Thursday, December 3, 2015

Crossley Center Well Represented at PAPOR Conference

Crossley Scholars Present Poster at PAPOR Conference

Crossley Scholars Gina Jannone and Chelsea Bartholomew have been selected to present a poster at the Pacific Chapter of the American Association of Public Opinion Research (PAPOR) annual conference in San Francisco, December 9-11, 2015. The poster is titled “Syria Rising: Has the Syrian Refugee Crises Shifted U.S. Public Opinion?” 

Crossley Center Director to Chair PAPOR Panel

Crossley Center Director Floyd Ciruli has organized a panel on the 2016 presidential election at the 2015 PAPOR conference in San Francisco. 

"2016: The Year of the Outsider" examines the trends effecting national- and state-level American politics that have culminated in significant challenges within both parties in Congress and in the presidential nomination process that extols non-politicians and denigrates established politicians. John Boehner, Kevin McCarthy, Mitch McConnell, Hillary Clinton and Jeb Bush are the highest profile targets of the phenomena. Beneficiaries are the Freedom caucus in the U.S. House and the list of outsider-type candidates excelling in the presidential race: Trump, Carson, Fiorina and Sanders.

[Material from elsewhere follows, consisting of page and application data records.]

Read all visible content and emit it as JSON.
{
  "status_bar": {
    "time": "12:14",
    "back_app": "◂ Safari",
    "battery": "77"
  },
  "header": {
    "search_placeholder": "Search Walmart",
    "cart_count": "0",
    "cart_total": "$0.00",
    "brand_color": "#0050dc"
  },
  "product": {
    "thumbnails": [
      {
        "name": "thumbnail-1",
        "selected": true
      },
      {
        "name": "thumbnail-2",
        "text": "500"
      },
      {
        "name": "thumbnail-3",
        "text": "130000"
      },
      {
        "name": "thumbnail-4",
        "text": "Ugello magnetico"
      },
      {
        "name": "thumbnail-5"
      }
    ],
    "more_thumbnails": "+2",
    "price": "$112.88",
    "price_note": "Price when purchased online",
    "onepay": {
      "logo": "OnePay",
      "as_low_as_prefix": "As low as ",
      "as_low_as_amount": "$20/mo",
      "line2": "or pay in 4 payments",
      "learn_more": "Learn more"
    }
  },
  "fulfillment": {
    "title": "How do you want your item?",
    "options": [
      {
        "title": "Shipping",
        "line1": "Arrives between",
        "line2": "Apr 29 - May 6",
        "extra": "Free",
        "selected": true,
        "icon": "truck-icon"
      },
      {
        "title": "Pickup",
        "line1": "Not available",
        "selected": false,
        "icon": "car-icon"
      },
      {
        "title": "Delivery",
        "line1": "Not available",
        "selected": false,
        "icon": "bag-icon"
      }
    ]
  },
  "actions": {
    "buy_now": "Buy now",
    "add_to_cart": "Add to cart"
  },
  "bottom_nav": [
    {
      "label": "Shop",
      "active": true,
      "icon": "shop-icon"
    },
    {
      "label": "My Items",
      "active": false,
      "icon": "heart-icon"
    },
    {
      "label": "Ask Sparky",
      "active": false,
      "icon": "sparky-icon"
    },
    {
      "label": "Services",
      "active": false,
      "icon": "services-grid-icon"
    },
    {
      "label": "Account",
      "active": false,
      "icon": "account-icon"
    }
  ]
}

The phenomenon is not new in American politics, from Ross Perot in 1992 to the 1994 Contract with America and the 2010 rise of the Tea Party. The panel examines some of the historical and state-level origins and factors and their likely implications for the 2016 national and state elections.
Panelists: (Chair) Floyd Ciruli, Crossley Center for Public Opinion Research, Colorado; Jon Cohen, SurveyMonkey, California; Mark Baldassare, Public Policy Institute of California; Stuart Elway, Elway Research, Washington; Anthony Salvanto, CBS News, New York (invited)